So much so, that once the ratings average of "4.0/10.0" were released by critics, Square-Enix's stock plummeted.
You know your game is bad when...
Rather than immediately admit the game's shortcomings, Square-Enix plead with the public and critic sites to not review the game until it has been out for three to four weeks. Obviously this was the critic's fault, not the game's, right?

As weeks passed after the release date, more problems reared their ugly heads.
The crafting, the traveling, the unnecessary menus, repetitive quests, slow leveling... everything was one disappointment after another.
The worst, and most inexcusable in my own opinion, was this:

Obviously, not even the developers were excited about this game, so they decided to copy and paste the terrain over and over again.
For a company that prided themselves in releasing a "next-gen" MMO in terms of graphics, this is beyond comprehension.

Need more to understand the full scope of awfulness?
Then watch this:

If straight up ranting and swearing is your style, there is an article up on Encyclopedia Dramatica.
Just as a warning though, it is DEFINITELY NSFW, like everything else on ED.

To make a long list of reasons why this game was a complete trainwreck short...
Only about 32,000 people play as of 11/3/10.

Obviously, Square-Enix has to try really hard to gain back their reputation.
But wait! What's this?
Square-Enix just registered a trademark for a new game!
And it's... oh, look. Another Final Fantasy spin-off.
Who could have guessed?

Honestly, it's about time the Final Fantasy name is retired.
They've had a good, long run, right? (Note the "Next Page" button at the bottom of the list...)
Their famed and much cherished composer quit the company... Oh wait, make that two... no, three composers in total.
Like said before, the future of their stock price is in cahoots...
Generally, things aren't going too well for them as a whole.
Even if they decide not to call it quits and work on other series, they could try to salvage the Final Fantasy name.

For example, they could stop making androgynous main characters that nobody really connects to.
They could start incorporating other ethnicities in the series to broaden its appeal... you know, without making them look like complete racial stereotypes.
They could make their plotlines less hectic and less full of indecipherable jargon and complicated names. (I played that game, and that summary still means absolutely nothing to me than a bunch of big words.)
You know what would also be an amazing idea?
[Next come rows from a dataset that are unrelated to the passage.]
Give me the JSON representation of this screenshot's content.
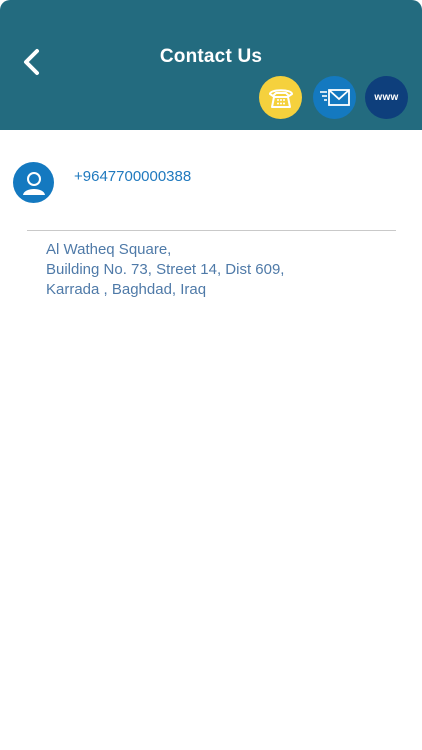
{
  "header": {
    "title": "Contact Us",
    "back_icon": "chevron-left-icon",
    "bg_color": "#236b7f",
    "actions": [
      {
        "name": "call",
        "icon": "telephone-icon",
        "color": "#f5d13d"
      },
      {
        "name": "email",
        "icon": "envelope-icon",
        "color": "#1479c0"
      },
      {
        "name": "website",
        "label": "www",
        "color": "#0e3f7c"
      }
    ]
  },
  "contact": {
    "avatar_icon": "person-icon",
    "phone": "+9647700000388",
    "address_lines": [
      "Al Watheq Square,",
      "Building No. 73, Street 14, Dist 609,",
      "Karrada , Baghdad, Iraq"
    ]
  }
}
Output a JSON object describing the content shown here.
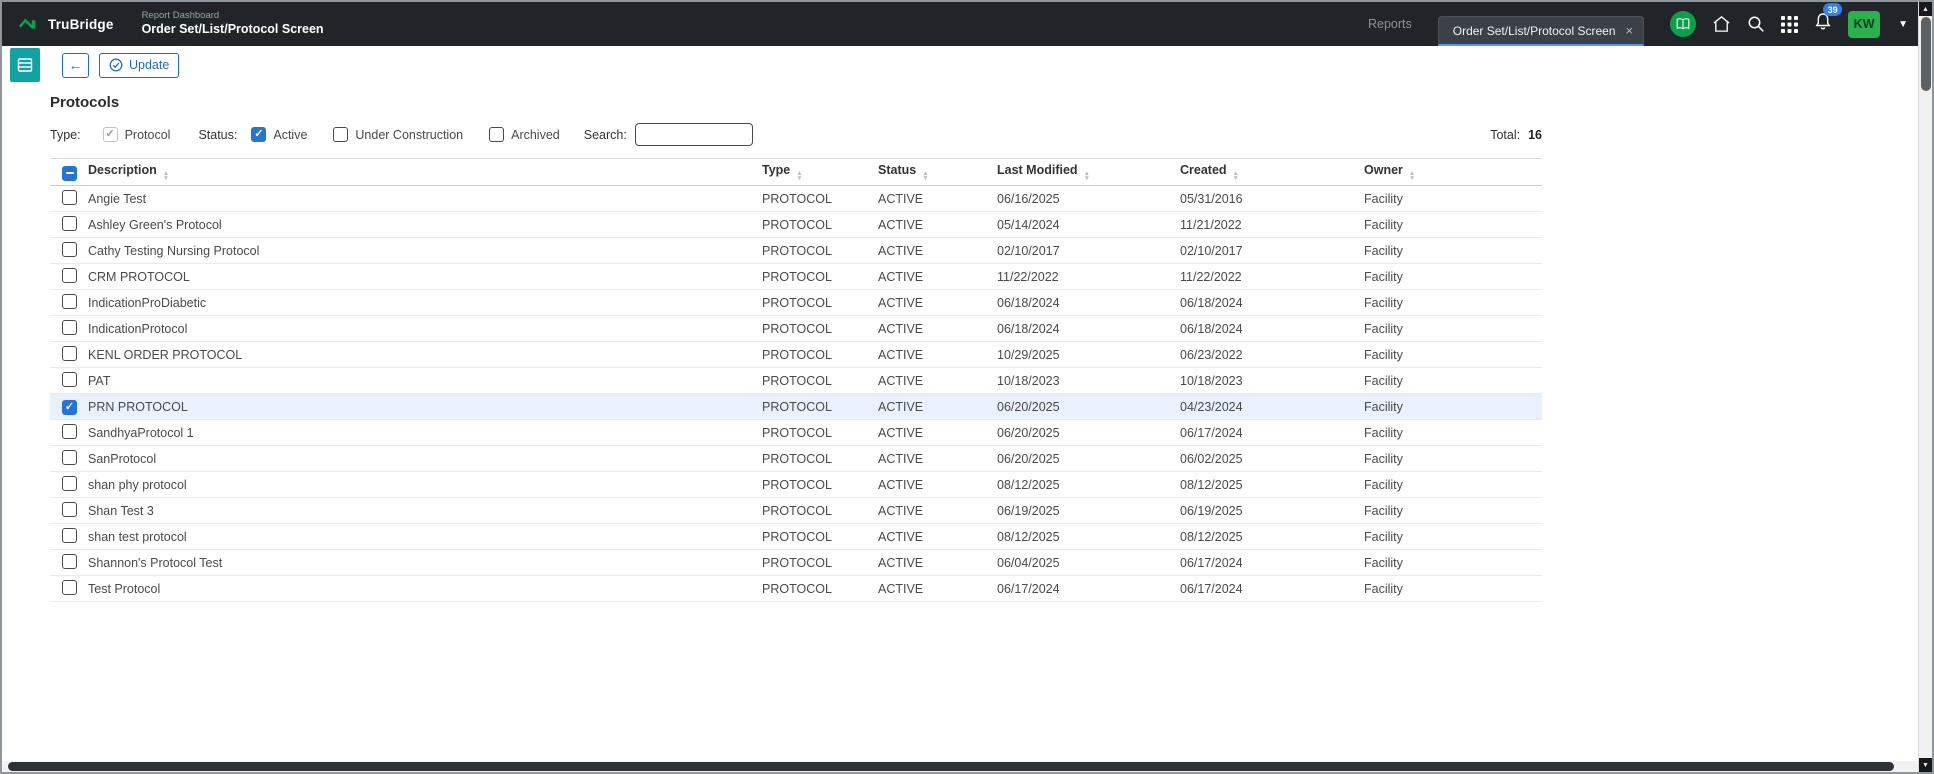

They could start listening to player feedback! (See above critiques of FFXIV for details.)

There are countless things they could do to save their company, or maybe even the Final Fantasy brand in general.
Perhaps the huge dent in their pockets from FFXIV, and knowing five whole years of game development have all been a waste will convince them...
Or perhaps their big egos will get the better of them, and we'll see them fall to the depths of videogame hell... the bargain bin.

1 comment:

  1. The one thing I liked about the series was the disconnect each one had from another - it had enough of a template that you could pick up the specifics close enough (like the classes, even though "white mage" and "black mage" are pretty much universal) while you were always treated to something new each time. But this applied the most in their early games - I, II, III, Tactics they just don't do enough new - like characters I care about, or said it best. This series should be laid to rest so the programmers can just get to something new.